Without including any image, repeat every record exactly.

Stored items:
"""

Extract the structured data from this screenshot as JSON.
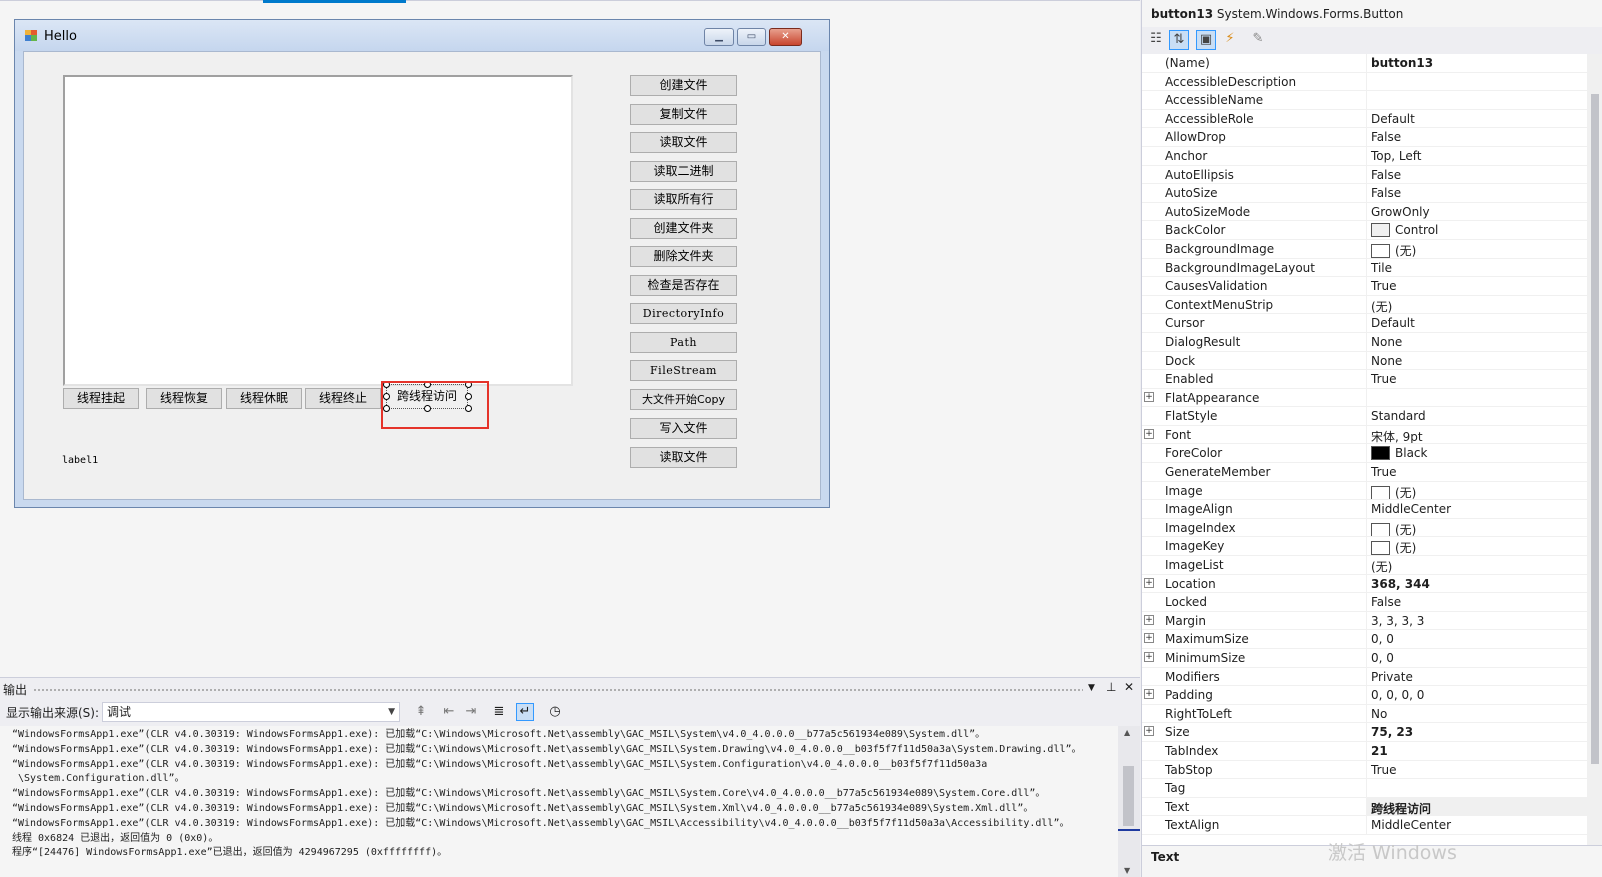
{
  "form": {
    "title": "Hello",
    "textbox_value": "",
    "right_buttons": [
      "创建文件",
      "复制文件",
      "读取文件",
      "读取二进制",
      "读取所有行",
      "创建文件夹",
      "删除文件夹",
      "检查是否存在",
      "DirectoryInfo",
      "Path",
      "FileStream",
      "大文件开始Copy",
      "写入文件",
      "读取文件"
    ],
    "bottom_buttons": [
      "线程挂起",
      "线程恢复",
      "线程休眠",
      "线程终止"
    ],
    "selected_button": "跨线程访问",
    "label": "label1"
  },
  "output": {
    "title": "输出",
    "source_label": "显示输出来源(S):",
    "source_value": "调试",
    "lines": [
      "“WindowsFormsApp1.exe”(CLR v4.0.30319: WindowsFormsApp1.exe): 已加载“C:\\Windows\\Microsoft.Net\\assembly\\GAC_MSIL\\System\\v4.0_4.0.0.0__b77a5c561934e089\\System.dll”。",
      "“WindowsFormsApp1.exe”(CLR v4.0.30319: WindowsFormsApp1.exe): 已加载“C:\\Windows\\Microsoft.Net\\assembly\\GAC_MSIL\\System.Drawing\\v4.0_4.0.0.0__b03f5f7f11d50a3a\\System.Drawing.dll”。",
      "“WindowsFormsApp1.exe”(CLR v4.0.30319: WindowsFormsApp1.exe): 已加载“C:\\Windows\\Microsoft.Net\\assembly\\GAC_MSIL\\System.Configuration\\v4.0_4.0.0.0__b03f5f7f11d50a3a",
      " \\System.Configuration.dll”。",
      "“WindowsFormsApp1.exe”(CLR v4.0.30319: WindowsFormsApp1.exe): 已加载“C:\\Windows\\Microsoft.Net\\assembly\\GAC_MSIL\\System.Core\\v4.0_4.0.0.0__b77a5c561934e089\\System.Core.dll”。",
      "“WindowsFormsApp1.exe”(CLR v4.0.30319: WindowsFormsApp1.exe): 已加载“C:\\Windows\\Microsoft.Net\\assembly\\GAC_MSIL\\System.Xml\\v4.0_4.0.0.0__b77a5c561934e089\\System.Xml.dll”。",
      "“WindowsFormsApp1.exe”(CLR v4.0.30319: WindowsFormsApp1.exe): 已加载“C:\\Windows\\Microsoft.Net\\assembly\\GAC_MSIL\\Accessibility\\v4.0_4.0.0.0__b03f5f7f11d50a3a\\Accessibility.dll”。",
      "线程 0x6824 已退出，返回值为 0 (0x0)。",
      "程序“[24476] WindowsFormsApp1.exe”已退出，返回值为 4294967295 (0xffffffff)。"
    ]
  },
  "properties": {
    "object_name": "button13",
    "object_type": "System.Windows.Forms.Button",
    "rows": [
      {
        "name": "(Name)",
        "value": "button13",
        "bold": true
      },
      {
        "name": "AccessibleDescription",
        "value": ""
      },
      {
        "name": "AccessibleName",
        "value": ""
      },
      {
        "name": "AccessibleRole",
        "value": "Default"
      },
      {
        "name": "AllowDrop",
        "value": "False"
      },
      {
        "name": "Anchor",
        "value": "Top, Left"
      },
      {
        "name": "AutoEllipsis",
        "value": "False"
      },
      {
        "name": "AutoSize",
        "value": "False"
      },
      {
        "name": "AutoSizeMode",
        "value": "GrowOnly"
      },
      {
        "name": "BackColor",
        "value": "Control",
        "swatch": "#f0f0f0"
      },
      {
        "name": "BackgroundImage",
        "value": "(无)",
        "swatch": "#ffffff"
      },
      {
        "name": "BackgroundImageLayout",
        "value": "Tile"
      },
      {
        "name": "CausesValidation",
        "value": "True"
      },
      {
        "name": "ContextMenuStrip",
        "value": "(无)"
      },
      {
        "name": "Cursor",
        "value": "Default"
      },
      {
        "name": "DialogResult",
        "value": "None"
      },
      {
        "name": "Dock",
        "value": "None"
      },
      {
        "name": "Enabled",
        "value": "True"
      },
      {
        "name": "FlatAppearance",
        "value": "",
        "expand": true
      },
      {
        "name": "FlatStyle",
        "value": "Standard"
      },
      {
        "name": "Font",
        "value": "宋体, 9pt",
        "expand": true
      },
      {
        "name": "ForeColor",
        "value": "Black",
        "swatch": "#000000"
      },
      {
        "name": "GenerateMember",
        "value": "True"
      },
      {
        "name": "Image",
        "value": "(无)",
        "swatch": "#ffffff"
      },
      {
        "name": "ImageAlign",
        "value": "MiddleCenter"
      },
      {
        "name": "ImageIndex",
        "value": "(无)",
        "swatch": "#ffffff"
      },
      {
        "name": "ImageKey",
        "value": "(无)",
        "swatch": "#ffffff"
      },
      {
        "name": "ImageList",
        "value": "(无)"
      },
      {
        "name": "Location",
        "value": "368, 344",
        "bold": true,
        "expand": true
      },
      {
        "name": "Locked",
        "value": "False"
      },
      {
        "name": "Margin",
        "value": "3, 3, 3, 3",
        "expand": true
      },
      {
        "name": "MaximumSize",
        "value": "0, 0",
        "expand": true
      },
      {
        "name": "MinimumSize",
        "value": "0, 0",
        "expand": true
      },
      {
        "name": "Modifiers",
        "value": "Private"
      },
      {
        "name": "Padding",
        "value": "0, 0, 0, 0",
        "expand": true
      },
      {
        "name": "RightToLeft",
        "value": "No"
      },
      {
        "name": "Size",
        "value": "75, 23",
        "bold": true,
        "expand": true
      },
      {
        "name": "TabIndex",
        "value": "21",
        "bold": true
      },
      {
        "name": "TabStop",
        "value": "True"
      },
      {
        "name": "Tag",
        "value": ""
      },
      {
        "name": "Text",
        "value": "跨线程访问",
        "bold": true,
        "selected": true
      },
      {
        "name": "TextAlign",
        "value": "MiddleCenter"
      }
    ],
    "description_title": "Text",
    "watermark": "激活 Windows"
  }
}
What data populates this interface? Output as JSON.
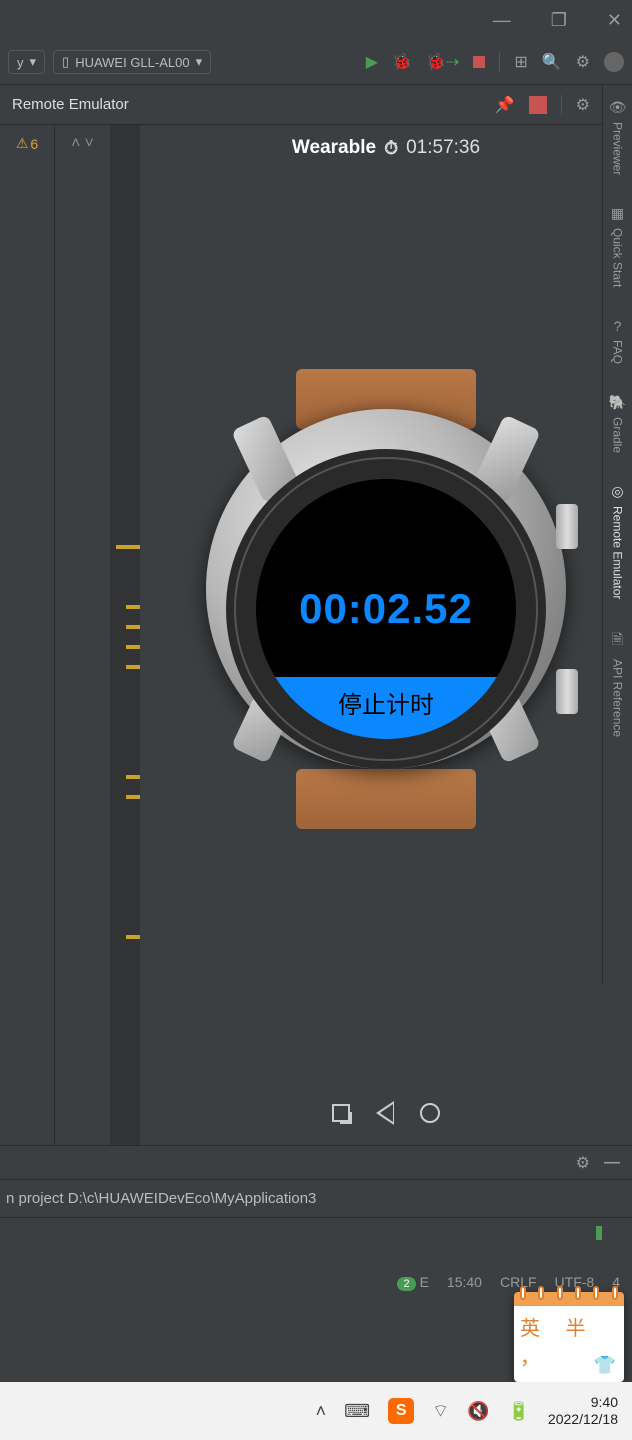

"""

(Response to this exercise)
Extract the structured data from this screenshot as JSON.
{
  "form": {
    "title": "Hello",
    "textbox_value": "",
    "right_buttons": [
      "创建文件",
      "复制文件",
      "读取文件",
      "读取二进制",
      "读取所有行",
      "创建文件夹",
      "删除文件夹",
      "检查是否存在",
      "DirectoryInfo",
      "Path",
      "FileStream",
      "大文件开始Copy",
      "写入文件",
      "读取文件"
    ],
    "bottom_buttons": [
      "线程挂起",
      "线程恢复",
      "线程休眠",
      "线程终止"
    ],
    "selected_button": "跨线程访问",
    "label": "label1"
  },
  "output": {
    "title": "输出",
    "source_label": "显示输出来源(S):",
    "source_value": "调试",
    "lines": [
      "“WindowsFormsApp1.exe”(CLR v4.0.30319: WindowsFormsApp1.exe): 已加载“C:\\Windows\\Microsoft.Net\\assembly\\GAC_MSIL\\System\\v4.0_4.0.0.0__b77a5c561934e089\\System.dll”。",
      "“WindowsFormsApp1.exe”(CLR v4.0.30319: WindowsFormsApp1.exe): 已加载“C:\\Windows\\Microsoft.Net\\assembly\\GAC_MSIL\\System.Drawing\\v4.0_4.0.0.0__b03f5f7f11d50a3a\\System.Drawing.dll”。",
      "“WindowsFormsApp1.exe”(CLR v4.0.30319: WindowsFormsApp1.exe): 已加载“C:\\Windows\\Microsoft.Net\\assembly\\GAC_MSIL\\System.Configuration\\v4.0_4.0.0.0__b03f5f7f11d50a3a",
      " \\System.Configuration.dll”。",
      "“WindowsFormsApp1.exe”(CLR v4.0.30319: WindowsFormsApp1.exe): 已加载“C:\\Windows\\Microsoft.Net\\assembly\\GAC_MSIL\\System.Core\\v4.0_4.0.0.0__b77a5c561934e089\\System.Core.dll”。",
      "“WindowsFormsApp1.exe”(CLR v4.0.30319: WindowsFormsApp1.exe): 已加载“C:\\Windows\\Microsoft.Net\\assembly\\GAC_MSIL\\System.Xml\\v4.0_4.0.0.0__b77a5c561934e089\\System.Xml.dll”。",
      "“WindowsFormsApp1.exe”(CLR v4.0.30319: WindowsFormsApp1.exe): 已加载“C:\\Windows\\Microsoft.Net\\assembly\\GAC_MSIL\\Accessibility\\v4.0_4.0.0.0__b03f5f7f11d50a3a\\Accessibility.dll”。",
      "线程 0x6824 已退出，返回值为 0 (0x0)。",
      "程序“[24476] WindowsFormsApp1.exe”已退出，返回值为 4294967295 (0xffffffff)。"
    ]
  },
  "properties": {
    "object_name": "button13",
    "object_type": "System.Windows.Forms.Button",
    "rows": [
      {
        "name": "(Name)",
        "value": "button13",
        "bold": true
      },
      {
        "name": "AccessibleDescription",
        "value": ""
      },
      {
        "name": "AccessibleName",
        "value": ""
      },
      {
        "name": "AccessibleRole",
        "value": "Default"
      },
      {
        "name": "AllowDrop",
        "value": "False"
      },
      {
        "name": "Anchor",
        "value": "Top, Left"
      },
      {
        "name": "AutoEllipsis",
        "value": "False"
      },
      {
        "name": "AutoSize",
        "value": "False"
      },
      {
        "name": "AutoSizeMode",
        "value": "GrowOnly"
      },
      {
        "name": "BackColor",
        "value": "Control",
        "swatch": "#f0f0f0"
      },
      {
        "name": "BackgroundImage",
        "value": "(无)",
        "swatch": "#ffffff"
      },
      {
        "name": "BackgroundImageLayout",
        "value": "Tile"
      },
      {
        "name": "CausesValidation",
        "value": "True"
      },
      {
        "name": "ContextMenuStrip",
        "value": "(无)"
      },
      {
        "name": "Cursor",
        "value": "Default"
      },
      {
        "name": "DialogResult",
        "value": "None"
      },
      {
        "name": "Dock",
        "value": "None"
      },
      {
        "name": "Enabled",
        "value": "True"
      },
      {
        "name": "FlatAppearance",
        "value": "",
        "expand": true
      },
      {
        "name": "FlatStyle",
        "value": "Standard"
      },
      {
        "name": "Font",
        "value": "宋体, 9pt",
        "expand": true
      },
      {
        "name": "ForeColor",
        "value": "Black",
        "swatch": "#000000"
      },
      {
        "name": "GenerateMember",
        "value": "True"
      },
      {
        "name": "Image",
        "value": "(无)",
        "swatch": "#ffffff"
      },
      {
        "name": "ImageAlign",
        "value": "MiddleCenter"
      },
      {
        "name": "ImageIndex",
        "value": "(无)",
        "swatch": "#ffffff"
      },
      {
        "name": "ImageKey",
        "value": "(无)",
        "swatch": "#ffffff"
      },
      {
        "name": "ImageList",
        "value": "(无)"
      },
      {
        "name": "Location",
        "value": "368, 344",
        "bold": true,
        "expand": true
      },
      {
        "name": "Locked",
        "value": "False"
      },
      {
        "name": "Margin",
        "value": "3, 3, 3, 3",
        "expand": true
      },
      {
        "name": "MaximumSize",
        "value": "0, 0",
        "expand": true
      },
      {
        "name": "MinimumSize",
        "value": "0, 0",
        "expand": true
      },
      {
        "name": "Modifiers",
        "value": "Private"
      },
      {
        "name": "Padding",
        "value": "0, 0, 0, 0",
        "expand": true
      },
      {
        "name": "RightToLeft",
        "value": "No"
      },
      {
        "name": "Size",
        "value": "75, 23",
        "bold": true,
        "expand": true
      },
      {
        "name": "TabIndex",
        "value": "21",
        "bold": true
      },
      {
        "name": "TabStop",
        "value": "True"
      },
      {
        "name": "Tag",
        "value": ""
      },
      {
        "name": "Text",
        "value": "跨线程访问",
        "bold": true,
        "selected": true
      },
      {
        "name": "TextAlign",
        "value": "MiddleCenter"
      }
    ],
    "description_title": "Text",
    "watermark": "激活 Windows"
  }
}
What data populates this interface? Output as JSON.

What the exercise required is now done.